The CEO said the Bezos Earth Fund will help fund scientists, activists and NGOs working to preserve and protect the natural world.

"Earth is the one thing we all have in common," Bezos said Monday. "Let's protect it, together."

Environmental track record

Amazon is far more than the online shopping portal that most people associate with the brand. It's a multi-billion-dollar company that owns everything from Whole Foods grocery stores to the Amazon Web Services' cloud computing network. Running massive business like these comes with an environment toll, activists say.

According to Amazon's own data, it emitted 44.4 million metric tons of carbon in 2018. That's more than the emissions of almost 150 individual countries, including Norway, Panama and Kenya.

Amazon's carbon emissions come from a number of sources, such as its massive shipping network that relies mostly on diesel vehicles to get people their same-day delivery packages. It also comes from the electricity needed to power the growing number of data centers that run Amazon Web Services.

"Tech giants like Amazon have made promises to power their data centers with renewable energy," Greenpeace said in a 2019 report on data centers. "But a closer look into the heart of the internet reveals their rapid growth is driving more investment in fossil fuels."

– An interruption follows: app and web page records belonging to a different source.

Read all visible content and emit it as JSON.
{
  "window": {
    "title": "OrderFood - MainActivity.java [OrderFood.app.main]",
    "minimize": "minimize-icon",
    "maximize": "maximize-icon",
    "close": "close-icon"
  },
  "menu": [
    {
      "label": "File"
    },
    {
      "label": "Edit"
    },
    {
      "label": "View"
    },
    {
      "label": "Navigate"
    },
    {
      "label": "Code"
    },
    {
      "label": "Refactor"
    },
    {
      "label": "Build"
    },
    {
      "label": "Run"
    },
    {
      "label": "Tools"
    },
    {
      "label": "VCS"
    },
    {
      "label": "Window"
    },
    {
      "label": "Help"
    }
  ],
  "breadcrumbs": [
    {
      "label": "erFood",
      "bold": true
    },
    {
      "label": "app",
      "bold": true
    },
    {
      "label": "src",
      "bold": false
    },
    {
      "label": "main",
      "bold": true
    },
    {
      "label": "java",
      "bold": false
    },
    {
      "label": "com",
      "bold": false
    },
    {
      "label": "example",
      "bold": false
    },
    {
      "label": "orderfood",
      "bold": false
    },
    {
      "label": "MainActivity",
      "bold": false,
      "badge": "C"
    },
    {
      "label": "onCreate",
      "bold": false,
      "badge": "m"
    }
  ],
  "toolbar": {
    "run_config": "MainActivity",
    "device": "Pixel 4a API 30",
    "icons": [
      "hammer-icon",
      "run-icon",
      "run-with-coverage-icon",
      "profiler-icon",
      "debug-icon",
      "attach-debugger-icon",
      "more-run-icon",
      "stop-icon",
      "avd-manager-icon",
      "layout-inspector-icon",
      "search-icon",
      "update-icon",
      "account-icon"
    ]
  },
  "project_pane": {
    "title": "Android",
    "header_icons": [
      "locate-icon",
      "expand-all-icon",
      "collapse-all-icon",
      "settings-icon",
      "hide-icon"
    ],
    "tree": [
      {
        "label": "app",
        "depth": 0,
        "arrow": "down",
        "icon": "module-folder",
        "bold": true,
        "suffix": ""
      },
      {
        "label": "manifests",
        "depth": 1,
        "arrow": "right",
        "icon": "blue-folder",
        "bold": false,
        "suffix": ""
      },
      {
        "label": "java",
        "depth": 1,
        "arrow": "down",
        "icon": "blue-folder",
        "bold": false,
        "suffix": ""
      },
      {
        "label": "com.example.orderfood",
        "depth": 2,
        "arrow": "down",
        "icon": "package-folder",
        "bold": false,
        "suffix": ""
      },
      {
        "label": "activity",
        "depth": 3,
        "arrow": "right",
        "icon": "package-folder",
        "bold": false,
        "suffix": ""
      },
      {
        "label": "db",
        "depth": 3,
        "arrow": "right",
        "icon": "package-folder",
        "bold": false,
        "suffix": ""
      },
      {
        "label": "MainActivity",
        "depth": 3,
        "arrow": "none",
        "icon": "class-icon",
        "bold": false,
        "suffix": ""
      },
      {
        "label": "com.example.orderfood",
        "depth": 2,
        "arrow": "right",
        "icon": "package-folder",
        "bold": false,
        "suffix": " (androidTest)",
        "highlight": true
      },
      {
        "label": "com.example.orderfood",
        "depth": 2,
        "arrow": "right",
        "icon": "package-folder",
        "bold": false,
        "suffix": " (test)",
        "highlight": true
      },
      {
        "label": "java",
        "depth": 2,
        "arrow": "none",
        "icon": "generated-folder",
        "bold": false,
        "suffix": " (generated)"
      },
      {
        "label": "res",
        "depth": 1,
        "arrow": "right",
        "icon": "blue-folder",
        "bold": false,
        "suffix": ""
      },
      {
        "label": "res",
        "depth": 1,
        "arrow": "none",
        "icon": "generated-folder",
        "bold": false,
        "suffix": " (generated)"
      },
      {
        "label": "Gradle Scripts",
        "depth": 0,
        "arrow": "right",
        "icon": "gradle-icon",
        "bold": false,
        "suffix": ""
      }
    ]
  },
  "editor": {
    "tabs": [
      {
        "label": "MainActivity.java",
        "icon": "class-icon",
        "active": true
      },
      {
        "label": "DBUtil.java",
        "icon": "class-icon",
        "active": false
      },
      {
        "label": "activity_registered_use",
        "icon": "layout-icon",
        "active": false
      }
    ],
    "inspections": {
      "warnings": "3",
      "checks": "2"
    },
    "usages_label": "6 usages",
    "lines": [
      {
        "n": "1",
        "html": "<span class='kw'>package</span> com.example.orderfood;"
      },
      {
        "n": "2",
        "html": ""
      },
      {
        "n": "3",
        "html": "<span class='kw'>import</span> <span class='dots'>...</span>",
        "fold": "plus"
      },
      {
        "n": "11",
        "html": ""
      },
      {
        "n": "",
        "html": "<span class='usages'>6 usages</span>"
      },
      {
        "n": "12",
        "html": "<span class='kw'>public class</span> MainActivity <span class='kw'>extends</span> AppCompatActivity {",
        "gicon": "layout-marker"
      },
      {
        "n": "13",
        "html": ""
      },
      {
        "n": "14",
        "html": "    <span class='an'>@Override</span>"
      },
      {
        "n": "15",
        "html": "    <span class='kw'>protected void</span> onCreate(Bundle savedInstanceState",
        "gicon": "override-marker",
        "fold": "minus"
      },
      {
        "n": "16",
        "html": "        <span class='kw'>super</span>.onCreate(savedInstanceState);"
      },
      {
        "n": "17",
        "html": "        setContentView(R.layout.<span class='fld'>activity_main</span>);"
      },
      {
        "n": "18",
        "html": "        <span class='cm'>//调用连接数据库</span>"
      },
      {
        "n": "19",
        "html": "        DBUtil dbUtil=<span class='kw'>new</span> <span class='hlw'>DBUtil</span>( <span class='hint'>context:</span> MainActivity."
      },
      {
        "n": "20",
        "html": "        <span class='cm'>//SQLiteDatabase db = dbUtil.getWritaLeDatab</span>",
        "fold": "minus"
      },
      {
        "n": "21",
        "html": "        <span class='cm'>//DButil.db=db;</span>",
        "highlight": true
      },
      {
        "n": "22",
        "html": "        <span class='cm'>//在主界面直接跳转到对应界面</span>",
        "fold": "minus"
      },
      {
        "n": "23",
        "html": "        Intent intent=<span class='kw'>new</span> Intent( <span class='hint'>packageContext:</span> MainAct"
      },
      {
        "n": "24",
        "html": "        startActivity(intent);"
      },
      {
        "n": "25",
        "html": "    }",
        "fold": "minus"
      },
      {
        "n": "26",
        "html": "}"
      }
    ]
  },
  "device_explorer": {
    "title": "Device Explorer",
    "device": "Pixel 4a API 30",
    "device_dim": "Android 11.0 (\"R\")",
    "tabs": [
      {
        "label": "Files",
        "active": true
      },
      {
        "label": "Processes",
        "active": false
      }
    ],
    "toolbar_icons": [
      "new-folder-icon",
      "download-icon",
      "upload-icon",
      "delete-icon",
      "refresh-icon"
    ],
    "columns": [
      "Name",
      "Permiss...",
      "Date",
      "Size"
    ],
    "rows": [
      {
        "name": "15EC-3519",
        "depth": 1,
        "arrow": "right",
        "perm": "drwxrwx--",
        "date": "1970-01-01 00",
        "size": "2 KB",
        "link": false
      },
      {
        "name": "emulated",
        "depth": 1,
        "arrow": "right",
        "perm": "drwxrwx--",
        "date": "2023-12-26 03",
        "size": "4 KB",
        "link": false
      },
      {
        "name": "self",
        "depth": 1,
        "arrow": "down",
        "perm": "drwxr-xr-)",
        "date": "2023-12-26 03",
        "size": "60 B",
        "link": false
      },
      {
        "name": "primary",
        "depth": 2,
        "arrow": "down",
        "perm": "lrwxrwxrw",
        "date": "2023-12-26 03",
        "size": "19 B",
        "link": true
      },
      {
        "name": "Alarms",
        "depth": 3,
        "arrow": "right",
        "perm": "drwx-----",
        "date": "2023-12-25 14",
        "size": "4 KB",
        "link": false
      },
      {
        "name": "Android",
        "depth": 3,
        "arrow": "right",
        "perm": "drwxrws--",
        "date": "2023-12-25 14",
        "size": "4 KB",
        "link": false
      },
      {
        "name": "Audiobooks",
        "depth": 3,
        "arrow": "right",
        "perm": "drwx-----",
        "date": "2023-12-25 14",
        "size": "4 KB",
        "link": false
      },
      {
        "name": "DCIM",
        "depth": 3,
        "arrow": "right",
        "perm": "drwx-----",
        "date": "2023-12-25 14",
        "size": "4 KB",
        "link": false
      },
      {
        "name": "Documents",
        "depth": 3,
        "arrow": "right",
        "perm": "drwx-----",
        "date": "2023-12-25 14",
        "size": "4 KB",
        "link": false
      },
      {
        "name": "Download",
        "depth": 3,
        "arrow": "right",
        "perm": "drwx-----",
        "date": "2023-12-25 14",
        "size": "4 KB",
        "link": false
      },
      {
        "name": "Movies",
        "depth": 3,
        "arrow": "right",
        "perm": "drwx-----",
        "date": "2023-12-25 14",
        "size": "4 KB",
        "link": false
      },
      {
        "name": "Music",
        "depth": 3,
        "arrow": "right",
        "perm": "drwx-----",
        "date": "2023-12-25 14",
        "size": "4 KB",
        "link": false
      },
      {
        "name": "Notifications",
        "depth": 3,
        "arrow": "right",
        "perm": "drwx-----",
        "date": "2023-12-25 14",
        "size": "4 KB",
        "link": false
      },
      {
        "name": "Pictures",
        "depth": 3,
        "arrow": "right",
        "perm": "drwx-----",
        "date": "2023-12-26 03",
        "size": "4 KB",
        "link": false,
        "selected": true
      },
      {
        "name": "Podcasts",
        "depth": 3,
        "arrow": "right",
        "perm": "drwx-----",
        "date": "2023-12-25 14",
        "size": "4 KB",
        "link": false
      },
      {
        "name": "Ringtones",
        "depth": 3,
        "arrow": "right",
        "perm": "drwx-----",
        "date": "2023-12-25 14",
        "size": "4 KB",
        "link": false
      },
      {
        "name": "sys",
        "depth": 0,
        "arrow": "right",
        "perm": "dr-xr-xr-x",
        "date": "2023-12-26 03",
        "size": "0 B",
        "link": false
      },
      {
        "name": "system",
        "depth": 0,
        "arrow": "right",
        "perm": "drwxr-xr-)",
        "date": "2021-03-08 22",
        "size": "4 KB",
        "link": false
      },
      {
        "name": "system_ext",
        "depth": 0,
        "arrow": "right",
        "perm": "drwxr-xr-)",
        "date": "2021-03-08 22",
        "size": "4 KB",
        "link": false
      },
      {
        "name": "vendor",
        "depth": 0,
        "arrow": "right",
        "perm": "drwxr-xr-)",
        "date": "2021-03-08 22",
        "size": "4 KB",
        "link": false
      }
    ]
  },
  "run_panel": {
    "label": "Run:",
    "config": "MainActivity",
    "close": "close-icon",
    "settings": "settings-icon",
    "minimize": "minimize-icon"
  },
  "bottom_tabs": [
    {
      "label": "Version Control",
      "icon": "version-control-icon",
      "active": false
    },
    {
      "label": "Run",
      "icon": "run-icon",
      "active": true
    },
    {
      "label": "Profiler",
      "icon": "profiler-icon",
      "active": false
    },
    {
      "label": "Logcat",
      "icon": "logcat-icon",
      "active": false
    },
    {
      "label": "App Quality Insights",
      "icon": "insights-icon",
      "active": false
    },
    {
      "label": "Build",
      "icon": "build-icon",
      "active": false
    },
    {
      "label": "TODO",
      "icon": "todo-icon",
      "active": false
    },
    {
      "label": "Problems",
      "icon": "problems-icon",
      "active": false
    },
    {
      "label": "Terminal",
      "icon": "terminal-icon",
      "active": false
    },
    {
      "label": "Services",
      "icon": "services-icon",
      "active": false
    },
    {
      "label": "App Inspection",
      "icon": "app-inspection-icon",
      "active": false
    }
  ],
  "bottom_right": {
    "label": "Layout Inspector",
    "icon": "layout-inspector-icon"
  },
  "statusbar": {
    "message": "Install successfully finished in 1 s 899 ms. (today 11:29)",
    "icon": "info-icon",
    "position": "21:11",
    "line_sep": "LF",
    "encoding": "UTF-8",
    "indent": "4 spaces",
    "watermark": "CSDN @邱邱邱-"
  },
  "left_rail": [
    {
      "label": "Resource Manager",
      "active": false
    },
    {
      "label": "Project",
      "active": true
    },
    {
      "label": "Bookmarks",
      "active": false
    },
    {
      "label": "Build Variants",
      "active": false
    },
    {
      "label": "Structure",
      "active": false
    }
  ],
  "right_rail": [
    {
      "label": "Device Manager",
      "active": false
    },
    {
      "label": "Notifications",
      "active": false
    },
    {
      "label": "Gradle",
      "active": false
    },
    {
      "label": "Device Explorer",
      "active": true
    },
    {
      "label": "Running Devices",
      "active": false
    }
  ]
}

Another issue environmental activists have with Amazon is that it works with oil and gas companies -- such as BP, Shell and GE Oil & Gas -- to help them extract fossil fuels.

"It's hypocritical to announce that climate change is the biggest threat to our planet while at the same time boosting the fossil fuel industry by providing advanced computing technologies to the oil and gas industry so that it can discover and drill more oil, more efficiently," Elizabeth Jardim, Greenpeace USA senior campaigner, said in a statement Tuesday.

Amazon has said it's better for the environment that it partners with these oil and gas companies because it can help the industry find new ways to lower emissions, according to Vice.

Still, both Greenpeace and Amazon Employees for Climate Justice say the way to tackle fossil fuel emissions is to cut back production, not look for new methods of extraction. And as long as Amazon has contracts with those companies, a $10 billion Earth Fund doesn't amount to much, they say.

"The international scientific community is very clear: burning the oil in wells that oil companies already have developed means we can't save our planet from climate catastrophe," Amazon Employees for Climate Justice said. "Will Jeff Bezos show us true leadership or will he continue to be complicit in the acceleration of the climate crisis, while supposedly trying to help?"